------ Records for this exercise
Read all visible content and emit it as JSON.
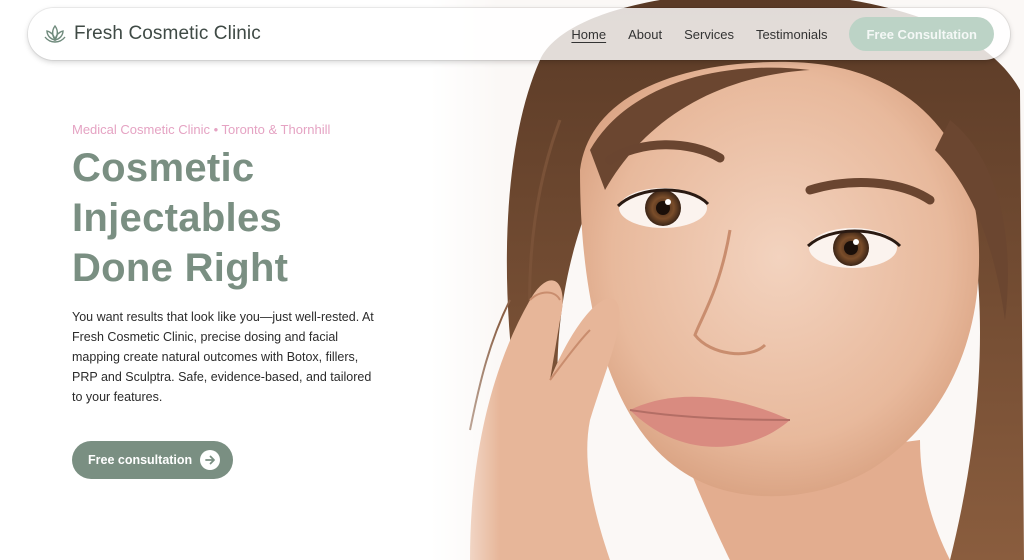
{
  "brand": {
    "name": "Fresh Cosmetic Clinic",
    "logo_icon": "lotus-icon"
  },
  "nav": {
    "links": [
      {
        "label": "Home",
        "active": true
      },
      {
        "label": "About",
        "active": false
      },
      {
        "label": "Services",
        "active": false
      },
      {
        "label": "Testimonials",
        "active": false
      }
    ],
    "cta_label": "Free Consultation"
  },
  "hero": {
    "eyebrow": "Medical Cosmetic Clinic • Toronto & Thornhill",
    "headline": [
      "Cosmetic",
      "Injectables",
      "Done Right"
    ],
    "body": "You want results that look like you—just well-rested. At Fresh Cosmetic Clinic, precise dosing and facial mapping create natural outcomes with Botox, fillers, PRP and Sculptra. Safe, evidence-based, and tailored to your features.",
    "cta_label": "Free consultation",
    "cta_icon": "arrow-right-icon"
  },
  "colors": {
    "accent_green": "#7a8f82",
    "nav_cta_green": "#bcd3c6",
    "eyebrow_pink": "#e5a3c3",
    "text_dark": "#2b2b2b"
  }
}
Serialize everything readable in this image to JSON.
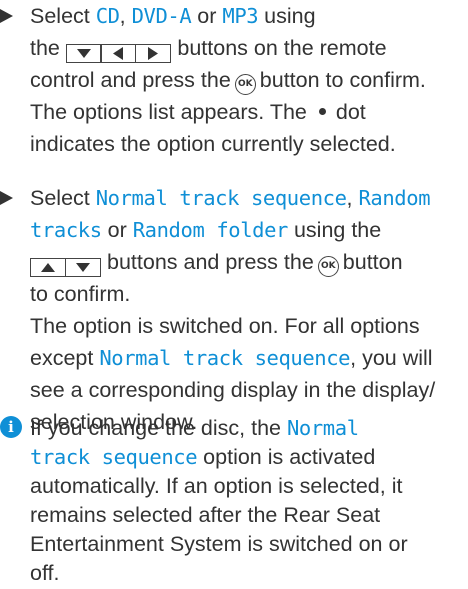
{
  "step1": {
    "line1_pre": "Select ",
    "cd": "CD",
    "sep1": ", ",
    "dvda": "DVD-A",
    "or": " or ",
    "mp3": "MP3",
    "line1_post": " using",
    "line2_pre": "the",
    "line2_post": "buttons on the remote",
    "line3_pre": "control and press the",
    "line3_post": "button to confirm.",
    "line4": "The options list appears. The",
    "line4_post": "dot",
    "line5": "indicates the option currently selected."
  },
  "step2": {
    "line1_pre": "Select ",
    "normal": "Normal track sequence",
    "sep": ", ",
    "random_a": "Random",
    "random_b": "tracks",
    "or": " or ",
    "random_folder": "Random folder",
    "line2_post": " using the",
    "line3_post": "buttons and press the",
    "line3_end": "button",
    "line4": "to confirm.",
    "line5": "The option is switched on. For all options",
    "line6_pre": "except ",
    "line6_hl": "Normal track sequence",
    "line6_post": ", you will",
    "line7": "see a corresponding display in the display/",
    "line8": "selection window."
  },
  "note": {
    "icon": "i",
    "line1_pre": "If you change the disc, the ",
    "line1_hl": "Normal",
    "line2_hl": "track sequence",
    "line2_post": " option is activated",
    "line3": "automatically. If an option is selected, it",
    "line4": "remains selected after the Rear Seat",
    "line5": "Entertainment System is switched on or",
    "line6": "off."
  },
  "ok_label": "OK",
  "colors": {
    "highlight": "#0f8fd6",
    "text": "#333333"
  },
  "icons": [
    "down-arrow-icon",
    "left-arrow-icon",
    "right-arrow-icon",
    "up-arrow-icon",
    "ok-button-icon",
    "bullet-dot-icon",
    "info-icon"
  ]
}
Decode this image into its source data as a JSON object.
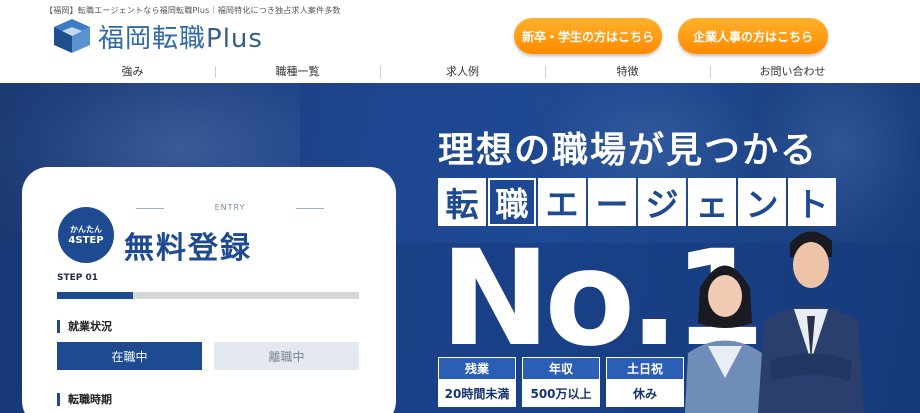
{
  "header": {
    "tagline": "【福岡】転職エージェントなら福岡転職Plus｜福岡特化につき独占求人案件多数",
    "logo_main": "福岡転職",
    "logo_plus": "Plus",
    "cta_students": "新卒・学生の方はこちら",
    "cta_hr": "企業人事の方はこちら",
    "nav": [
      "強み",
      "職種一覧",
      "求人例",
      "特徴",
      "お問い合わせ"
    ]
  },
  "hero": {
    "headline": "理想の職場が見つかる",
    "agent_chars": [
      "転",
      "職",
      "エ",
      "ー",
      "ジ",
      "ェ",
      "ン",
      "ト"
    ],
    "no1": "No.1",
    "badges": [
      {
        "top": "残業",
        "bottom": "20時間未満"
      },
      {
        "top": "年収",
        "bottom": "500万以上"
      },
      {
        "top": "土日祝",
        "bottom": "休み"
      }
    ]
  },
  "form": {
    "entry_label": "ENTRY",
    "circle_line1": "かんたん",
    "circle_line2": "4STEP",
    "title": "無料登録",
    "step_label": "STEP 01",
    "progress": 0.25,
    "employment_label": "就業状況",
    "option_employed": "在職中",
    "option_unemployed": "離職中",
    "timing_label": "転職時期"
  },
  "colors": {
    "brand_blue": "#1e4a92",
    "cta_orange": "#ff9a10",
    "logo_blue": "#2f6aa6"
  }
}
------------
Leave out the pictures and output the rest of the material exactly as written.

> _Written answer_:
Read all visible content and emit it as JSON.
{
  "brand": {
    "name": "Fresh Cosmetic Clinic",
    "logo_icon": "lotus-icon"
  },
  "nav": {
    "links": [
      {
        "label": "Home",
        "active": true
      },
      {
        "label": "About",
        "active": false
      },
      {
        "label": "Services",
        "active": false
      },
      {
        "label": "Testimonials",
        "active": false
      }
    ],
    "cta_label": "Free Consultation"
  },
  "hero": {
    "eyebrow": "Medical Cosmetic Clinic • Toronto & Thornhill",
    "headline": [
      "Cosmetic",
      "Injectables",
      "Done Right"
    ],
    "body": "You want results that look like you—just well-rested. At Fresh Cosmetic Clinic, precise dosing and facial mapping create natural outcomes with Botox, fillers, PRP and Sculptra. Safe, evidence-based, and tailored to your features.",
    "cta_label": "Free consultation",
    "cta_icon": "arrow-right-icon"
  },
  "colors": {
    "accent_green": "#7a8f82",
    "nav_cta_green": "#bcd3c6",
    "eyebrow_pink": "#e5a3c3",
    "text_dark": "#2b2b2b"
  }
}
Serialize everything readable in this image to JSON.
{
  "step1": {
    "line1_pre": "Select ",
    "cd": "CD",
    "sep1": ", ",
    "dvda": "DVD-A",
    "or": " or ",
    "mp3": "MP3",
    "line1_post": " using",
    "line2_pre": "the",
    "line2_post": "buttons on the remote",
    "line3_pre": "control and press the",
    "line3_post": "button to confirm.",
    "line4": "The options list appears. The",
    "line4_post": "dot",
    "line5": "indicates the option currently selected."
  },
  "step2": {
    "line1_pre": "Select ",
    "normal": "Normal track sequence",
    "sep": ", ",
    "random_a": "Random",
    "random_b": "tracks",
    "or": " or ",
    "random_folder": "Random folder",
    "line2_post": " using the",
    "line3_post": "buttons and press the",
    "line3_end": "button",
    "line4": "to confirm.",
    "line5": "The option is switched on. For all options",
    "line6_pre": "except ",
    "line6_hl": "Normal track sequence",
    "line6_post": ", you will",
    "line7": "see a corresponding display in the display/",
    "line8": "selection window."
  },
  "note": {
    "icon": "i",
    "line1_pre": "If you change the disc, the ",
    "line1_hl": "Normal",
    "line2_hl": "track sequence",
    "line2_post": " option is activated",
    "line3": "automatically. If an option is selected, it",
    "line4": "remains selected after the Rear Seat",
    "line5": "Entertainment System is switched on or",
    "line6": "off."
  },
  "ok_label": "OK",
  "colors": {
    "highlight": "#0f8fd6",
    "text": "#333333"
  },
  "icons": [
    "down-arrow-icon",
    "left-arrow-icon",
    "right-arrow-icon",
    "up-arrow-icon",
    "ok-button-icon",
    "bullet-dot-icon",
    "info-icon"
  ]
}
Decode this image into its source data as a JSON object.
{
  "header": {
    "tagline": "【福岡】転職エージェントなら福岡転職Plus｜福岡特化につき独占求人案件多数",
    "logo_main": "福岡転職",
    "logo_plus": "Plus",
    "cta_students": "新卒・学生の方はこちら",
    "cta_hr": "企業人事の方はこちら",
    "nav": [
      "強み",
      "職種一覧",
      "求人例",
      "特徴",
      "お問い合わせ"
    ]
  },
  "hero": {
    "headline": "理想の職場が見つかる",
    "agent_chars": [
      "転",
      "職",
      "エ",
      "ー",
      "ジ",
      "ェ",
      "ン",
      "ト"
    ],
    "no1": "No.1",
    "badges": [
      {
        "top": "残業",
        "bottom": "20時間未満"
      },
      {
        "top": "年収",
        "bottom": "500万以上"
      },
      {
        "top": "土日祝",
        "bottom": "休み"
      }
    ]
  },
  "form": {
    "entry_label": "ENTRY",
    "circle_line1": "かんたん",
    "circle_line2": "4STEP",
    "title": "無料登録",
    "step_label": "STEP 01",
    "progress": 0.25,
    "employment_label": "就業状況",
    "option_employed": "在職中",
    "option_unemployed": "離職中",
    "timing_label": "転職時期"
  },
  "colors": {
    "brand_blue": "#1e4a92",
    "cta_orange": "#ff9a10",
    "logo_blue": "#2f6aa6"
  }
}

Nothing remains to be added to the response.